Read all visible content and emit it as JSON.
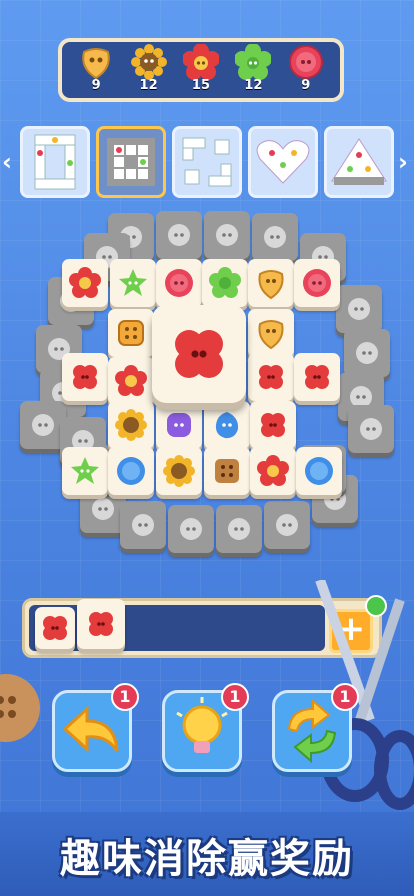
{
  "goals": [
    {
      "icon": "yellow-button-icon",
      "count": "9",
      "color": "#f6b94c"
    },
    {
      "icon": "sunflower-button-icon",
      "count": "12",
      "color": "#f2b529"
    },
    {
      "icon": "red-flower-button-icon",
      "count": "15",
      "color": "#e43c3c"
    },
    {
      "icon": "green-flower-button-icon",
      "count": "12",
      "color": "#6fcf4d"
    },
    {
      "icon": "pink-button-icon",
      "count": "9",
      "color": "#e8435b"
    }
  ],
  "levels": [
    "level-pattern-1",
    "level-pattern-2",
    "level-pattern-3",
    "level-pattern-heart",
    "level-pattern-5"
  ],
  "selected_level": 1,
  "tray": {
    "add_label": "+"
  },
  "actions": [
    {
      "name": "undo",
      "badge": "1"
    },
    {
      "name": "hint",
      "badge": "1"
    },
    {
      "name": "shuffle",
      "badge": "1"
    }
  ],
  "banner": "趣味消除赢奖励"
}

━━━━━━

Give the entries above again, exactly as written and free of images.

Read all visible content and emit it as JSON.
{
  "goals": [
    {
      "icon": "yellow-button-icon",
      "count": "9",
      "color": "#f6b94c"
    },
    {
      "icon": "sunflower-button-icon",
      "count": "12",
      "color": "#f2b529"
    },
    {
      "icon": "red-flower-button-icon",
      "count": "15",
      "color": "#e43c3c"
    },
    {
      "icon": "green-flower-button-icon",
      "count": "12",
      "color": "#6fcf4d"
    },
    {
      "icon": "pink-button-icon",
      "count": "9",
      "color": "#e8435b"
    }
  ],
  "levels": [
    "level-pattern-1",
    "level-pattern-2",
    "level-pattern-3",
    "level-pattern-heart",
    "level-pattern-5"
  ],
  "selected_level": 1,
  "tray": {
    "add_label": "+"
  },
  "actions": [
    {
      "name": "undo",
      "badge": "1"
    },
    {
      "name": "hint",
      "badge": "1"
    },
    {
      "name": "shuffle",
      "badge": "1"
    }
  ],
  "banner": "趣味消除赢奖励"
}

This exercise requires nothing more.